The writer also continues from the historical account with the idea of a promised rest. To what does this refer? Nowhere in the letter to the Hebrews does the writer ever mention an earthly place of rest or Promised Land. The rest that he has in view is the exercising of faith in the promises of God. It is the rest of faith. It is the result that is promised elsewhere in Philippians 4:6-7; “Be anxious for nothing, but in everything by prayer and supplication with thanksgiving let your requests be made known to God. And the peace of God, which surpasses all comprehension, will guard your hearts and minds in Christ Jesus.” This is the message that the audience needed in their time of wilderness testing. Trust in God regardless of your visible circumstances. Have an enduring faith in Jesus Christ the One who is “the same yesterday and today and forever” (13:8). Solidly fix your focus on Jesus Messiah as the “Apostle and High Priest of our confession” and as the One who is ultimate example of enduring faith (12:2). The message conveyed should have acted as a great encouragement to a group whose faith was wavering on the verge of collapse.
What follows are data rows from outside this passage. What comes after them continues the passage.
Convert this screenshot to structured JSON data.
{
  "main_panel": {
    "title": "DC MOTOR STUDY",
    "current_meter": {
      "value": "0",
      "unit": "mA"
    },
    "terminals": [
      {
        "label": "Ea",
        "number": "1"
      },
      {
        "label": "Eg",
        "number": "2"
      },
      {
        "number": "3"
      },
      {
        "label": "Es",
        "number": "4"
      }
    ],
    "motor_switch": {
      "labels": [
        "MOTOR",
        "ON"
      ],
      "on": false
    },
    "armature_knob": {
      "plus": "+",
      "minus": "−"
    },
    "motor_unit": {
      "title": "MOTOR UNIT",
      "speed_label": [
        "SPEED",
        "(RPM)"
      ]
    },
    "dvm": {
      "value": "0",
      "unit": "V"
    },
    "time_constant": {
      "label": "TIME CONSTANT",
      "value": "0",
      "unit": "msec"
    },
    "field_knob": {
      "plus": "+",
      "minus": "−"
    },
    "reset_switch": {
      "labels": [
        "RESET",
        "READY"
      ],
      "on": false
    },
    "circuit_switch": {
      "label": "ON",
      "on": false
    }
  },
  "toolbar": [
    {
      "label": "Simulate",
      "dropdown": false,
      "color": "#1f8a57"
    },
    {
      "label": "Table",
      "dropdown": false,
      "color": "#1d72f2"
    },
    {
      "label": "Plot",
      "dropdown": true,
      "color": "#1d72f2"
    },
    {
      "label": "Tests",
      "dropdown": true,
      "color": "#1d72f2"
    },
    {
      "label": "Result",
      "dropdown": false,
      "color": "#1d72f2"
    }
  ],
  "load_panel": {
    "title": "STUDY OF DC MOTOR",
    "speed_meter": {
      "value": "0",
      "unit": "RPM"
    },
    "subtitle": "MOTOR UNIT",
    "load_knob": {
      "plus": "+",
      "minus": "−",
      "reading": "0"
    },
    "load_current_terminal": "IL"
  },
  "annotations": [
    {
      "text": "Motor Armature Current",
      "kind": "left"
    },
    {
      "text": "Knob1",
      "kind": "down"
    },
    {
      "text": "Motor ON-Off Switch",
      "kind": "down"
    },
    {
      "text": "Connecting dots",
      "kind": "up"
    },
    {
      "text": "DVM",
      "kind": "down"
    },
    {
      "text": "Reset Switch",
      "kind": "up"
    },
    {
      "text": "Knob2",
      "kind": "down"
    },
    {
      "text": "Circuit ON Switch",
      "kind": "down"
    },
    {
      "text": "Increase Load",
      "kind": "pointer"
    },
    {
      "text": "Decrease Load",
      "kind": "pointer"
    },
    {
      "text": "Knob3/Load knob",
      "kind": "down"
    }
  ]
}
So what is it that we as Christians are to truly fear? There is a promise that remains for every believer and it is that despite any seemingly negative circumstance that may come into his or her life there is a “peace of God that surpasses all comprehension” available. The fear is that we “come short of it.” That is, to not attain to the rest of faith that is promised. That rest is attained by knowing the promises of God, believing them, and choosing to utilize those promises in our everyday circumstances (4:2). The fact is that all who know God’s promises and live by faith in them “enter that rest” (4:3). The fear is that we will fail to do so.
The fact is that most Christians fall short of the promised rest because due to a lack of the knowledge of the word of God they don’t know the promises of God and thus can’t live by faith in them. The most miserable and easily misled people in the world are Christians who don’t know and/or don’t live by faith in the promised blessings and provisions of God to His children.
“Therefore, let us fear if (lest), while a promise remains of entering His rest, any one of you (us) may seem to have come short of it.”
I pray this helps.